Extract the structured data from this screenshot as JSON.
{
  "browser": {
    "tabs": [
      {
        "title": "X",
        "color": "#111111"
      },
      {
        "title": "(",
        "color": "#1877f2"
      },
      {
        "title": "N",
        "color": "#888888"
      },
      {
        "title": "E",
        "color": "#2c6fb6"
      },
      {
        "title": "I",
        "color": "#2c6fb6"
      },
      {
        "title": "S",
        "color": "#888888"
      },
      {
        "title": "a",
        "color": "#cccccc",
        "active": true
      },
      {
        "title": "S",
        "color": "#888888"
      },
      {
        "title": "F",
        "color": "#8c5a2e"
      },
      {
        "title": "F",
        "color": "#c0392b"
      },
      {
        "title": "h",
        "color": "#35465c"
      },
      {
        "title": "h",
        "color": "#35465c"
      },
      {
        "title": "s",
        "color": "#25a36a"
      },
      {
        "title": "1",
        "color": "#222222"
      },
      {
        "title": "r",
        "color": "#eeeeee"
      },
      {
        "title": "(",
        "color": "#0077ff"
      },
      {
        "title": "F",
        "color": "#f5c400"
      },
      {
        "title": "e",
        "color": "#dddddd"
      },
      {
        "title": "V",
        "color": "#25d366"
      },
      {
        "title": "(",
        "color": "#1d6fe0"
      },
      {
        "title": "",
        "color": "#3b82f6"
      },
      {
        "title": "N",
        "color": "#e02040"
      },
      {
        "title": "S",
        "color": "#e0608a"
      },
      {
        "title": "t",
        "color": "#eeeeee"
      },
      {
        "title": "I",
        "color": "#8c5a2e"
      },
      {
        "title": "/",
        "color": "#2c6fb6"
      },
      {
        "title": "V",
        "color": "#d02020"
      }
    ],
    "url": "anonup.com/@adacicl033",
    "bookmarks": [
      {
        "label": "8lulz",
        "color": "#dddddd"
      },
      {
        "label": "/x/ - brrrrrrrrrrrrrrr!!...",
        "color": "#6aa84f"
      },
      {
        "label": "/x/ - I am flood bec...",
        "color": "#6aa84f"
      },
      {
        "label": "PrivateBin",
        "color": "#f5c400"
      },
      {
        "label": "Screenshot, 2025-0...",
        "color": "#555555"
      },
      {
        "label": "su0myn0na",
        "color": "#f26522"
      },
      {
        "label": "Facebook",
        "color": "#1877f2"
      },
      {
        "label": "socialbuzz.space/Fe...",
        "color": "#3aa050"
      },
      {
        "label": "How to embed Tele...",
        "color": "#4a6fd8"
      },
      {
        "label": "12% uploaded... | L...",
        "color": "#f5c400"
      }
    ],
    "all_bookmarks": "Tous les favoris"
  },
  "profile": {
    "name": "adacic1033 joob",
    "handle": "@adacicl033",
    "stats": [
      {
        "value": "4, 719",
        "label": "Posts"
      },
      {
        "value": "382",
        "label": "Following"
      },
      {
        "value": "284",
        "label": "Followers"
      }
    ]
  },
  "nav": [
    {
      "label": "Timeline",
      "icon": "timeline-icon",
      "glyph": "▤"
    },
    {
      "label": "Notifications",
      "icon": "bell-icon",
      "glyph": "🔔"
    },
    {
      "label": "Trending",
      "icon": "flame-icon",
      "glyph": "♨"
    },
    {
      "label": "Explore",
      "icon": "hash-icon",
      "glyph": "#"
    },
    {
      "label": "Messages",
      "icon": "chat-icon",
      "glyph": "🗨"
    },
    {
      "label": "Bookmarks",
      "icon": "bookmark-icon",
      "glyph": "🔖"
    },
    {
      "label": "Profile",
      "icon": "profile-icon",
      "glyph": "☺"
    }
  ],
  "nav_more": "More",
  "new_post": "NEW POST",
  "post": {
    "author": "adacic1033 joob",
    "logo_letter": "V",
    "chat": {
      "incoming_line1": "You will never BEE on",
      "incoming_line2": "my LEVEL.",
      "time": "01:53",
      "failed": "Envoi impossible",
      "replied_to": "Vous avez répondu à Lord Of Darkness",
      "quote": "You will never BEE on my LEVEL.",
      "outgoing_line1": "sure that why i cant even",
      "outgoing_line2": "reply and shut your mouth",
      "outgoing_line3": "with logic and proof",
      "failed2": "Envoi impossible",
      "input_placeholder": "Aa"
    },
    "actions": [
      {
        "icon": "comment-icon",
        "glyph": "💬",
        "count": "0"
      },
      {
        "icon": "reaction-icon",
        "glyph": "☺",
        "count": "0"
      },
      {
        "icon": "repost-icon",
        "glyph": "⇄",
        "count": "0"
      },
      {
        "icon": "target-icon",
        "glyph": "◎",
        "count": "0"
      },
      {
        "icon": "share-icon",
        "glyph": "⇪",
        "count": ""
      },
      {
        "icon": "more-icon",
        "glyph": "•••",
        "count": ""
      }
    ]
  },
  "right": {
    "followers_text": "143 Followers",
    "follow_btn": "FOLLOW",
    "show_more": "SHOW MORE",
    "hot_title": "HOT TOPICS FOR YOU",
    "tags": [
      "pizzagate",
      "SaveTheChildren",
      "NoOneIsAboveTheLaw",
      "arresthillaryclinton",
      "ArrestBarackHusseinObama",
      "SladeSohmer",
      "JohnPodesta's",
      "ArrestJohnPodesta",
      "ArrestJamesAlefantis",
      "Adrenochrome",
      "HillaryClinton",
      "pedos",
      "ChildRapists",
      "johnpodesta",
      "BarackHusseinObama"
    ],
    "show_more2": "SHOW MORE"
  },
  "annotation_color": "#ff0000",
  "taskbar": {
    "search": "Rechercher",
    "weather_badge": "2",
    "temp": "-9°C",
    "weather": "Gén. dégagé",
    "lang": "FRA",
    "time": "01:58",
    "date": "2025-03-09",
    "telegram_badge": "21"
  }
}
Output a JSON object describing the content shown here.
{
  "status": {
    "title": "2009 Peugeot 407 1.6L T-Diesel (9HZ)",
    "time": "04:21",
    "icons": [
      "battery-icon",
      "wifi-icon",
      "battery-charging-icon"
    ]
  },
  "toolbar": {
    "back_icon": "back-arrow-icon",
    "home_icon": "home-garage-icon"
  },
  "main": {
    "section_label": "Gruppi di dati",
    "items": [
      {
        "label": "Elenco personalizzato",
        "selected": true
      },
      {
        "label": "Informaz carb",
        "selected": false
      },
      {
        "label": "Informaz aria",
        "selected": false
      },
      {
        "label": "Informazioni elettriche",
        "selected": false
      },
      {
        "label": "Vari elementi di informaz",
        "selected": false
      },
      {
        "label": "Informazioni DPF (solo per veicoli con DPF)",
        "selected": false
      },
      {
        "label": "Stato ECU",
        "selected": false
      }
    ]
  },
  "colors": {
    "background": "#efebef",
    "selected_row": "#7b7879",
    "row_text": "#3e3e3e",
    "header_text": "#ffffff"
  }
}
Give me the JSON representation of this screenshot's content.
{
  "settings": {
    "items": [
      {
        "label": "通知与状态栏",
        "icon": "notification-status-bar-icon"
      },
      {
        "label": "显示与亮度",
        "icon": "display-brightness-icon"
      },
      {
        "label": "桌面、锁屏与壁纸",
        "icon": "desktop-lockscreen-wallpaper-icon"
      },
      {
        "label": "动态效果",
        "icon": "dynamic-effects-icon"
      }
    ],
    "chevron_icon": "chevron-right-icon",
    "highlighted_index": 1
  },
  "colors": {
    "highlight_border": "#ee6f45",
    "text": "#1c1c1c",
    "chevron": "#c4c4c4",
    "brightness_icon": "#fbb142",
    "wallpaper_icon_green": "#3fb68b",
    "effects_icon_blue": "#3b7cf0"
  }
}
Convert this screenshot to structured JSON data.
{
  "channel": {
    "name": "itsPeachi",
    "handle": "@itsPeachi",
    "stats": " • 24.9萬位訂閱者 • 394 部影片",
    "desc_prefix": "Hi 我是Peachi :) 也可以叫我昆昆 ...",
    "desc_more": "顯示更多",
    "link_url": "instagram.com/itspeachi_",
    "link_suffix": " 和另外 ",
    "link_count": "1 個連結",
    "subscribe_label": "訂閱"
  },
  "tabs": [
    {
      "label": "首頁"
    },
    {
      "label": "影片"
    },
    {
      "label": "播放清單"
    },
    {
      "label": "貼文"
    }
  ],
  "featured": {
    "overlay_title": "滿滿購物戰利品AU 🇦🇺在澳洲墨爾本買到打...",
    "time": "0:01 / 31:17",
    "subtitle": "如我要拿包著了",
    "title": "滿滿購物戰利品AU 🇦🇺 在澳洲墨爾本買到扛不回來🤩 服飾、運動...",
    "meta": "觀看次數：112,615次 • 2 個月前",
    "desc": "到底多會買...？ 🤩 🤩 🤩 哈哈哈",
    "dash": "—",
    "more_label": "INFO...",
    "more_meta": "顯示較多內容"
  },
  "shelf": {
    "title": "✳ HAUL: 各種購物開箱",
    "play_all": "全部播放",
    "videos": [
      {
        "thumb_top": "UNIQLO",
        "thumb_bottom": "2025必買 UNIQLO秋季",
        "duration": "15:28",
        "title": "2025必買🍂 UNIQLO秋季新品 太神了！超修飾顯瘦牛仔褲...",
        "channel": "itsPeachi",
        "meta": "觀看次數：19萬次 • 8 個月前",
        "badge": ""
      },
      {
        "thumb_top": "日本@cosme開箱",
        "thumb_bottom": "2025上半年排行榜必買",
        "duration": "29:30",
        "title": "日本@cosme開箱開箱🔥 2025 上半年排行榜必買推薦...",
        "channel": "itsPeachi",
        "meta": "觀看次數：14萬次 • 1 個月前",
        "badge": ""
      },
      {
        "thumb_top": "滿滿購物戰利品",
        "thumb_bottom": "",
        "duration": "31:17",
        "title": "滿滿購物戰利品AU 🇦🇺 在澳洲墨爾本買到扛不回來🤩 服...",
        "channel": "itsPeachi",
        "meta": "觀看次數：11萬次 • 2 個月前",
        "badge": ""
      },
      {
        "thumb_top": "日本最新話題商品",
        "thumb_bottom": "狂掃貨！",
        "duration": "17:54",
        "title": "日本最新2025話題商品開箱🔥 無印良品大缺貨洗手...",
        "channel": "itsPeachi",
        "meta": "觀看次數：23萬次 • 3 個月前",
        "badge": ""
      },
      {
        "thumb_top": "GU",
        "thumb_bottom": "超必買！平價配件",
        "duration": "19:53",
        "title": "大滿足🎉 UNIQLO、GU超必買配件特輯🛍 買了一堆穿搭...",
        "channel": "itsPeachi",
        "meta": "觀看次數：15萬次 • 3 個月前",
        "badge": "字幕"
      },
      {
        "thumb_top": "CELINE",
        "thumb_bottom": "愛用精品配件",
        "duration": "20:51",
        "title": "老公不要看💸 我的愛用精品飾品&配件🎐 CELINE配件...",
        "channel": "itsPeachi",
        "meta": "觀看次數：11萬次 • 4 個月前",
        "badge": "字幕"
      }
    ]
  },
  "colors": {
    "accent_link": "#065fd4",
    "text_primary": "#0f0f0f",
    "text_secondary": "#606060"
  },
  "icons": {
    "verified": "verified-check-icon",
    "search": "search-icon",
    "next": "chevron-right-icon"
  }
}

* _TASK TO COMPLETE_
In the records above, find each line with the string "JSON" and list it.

* _WRITTEN RESPONSE_
Extract the structured data from this screenshot as JSON.
Output a JSON object describing the content shown here.
Give me the JSON representation of this screenshot's content.
Convert this screenshot to structured JSON data.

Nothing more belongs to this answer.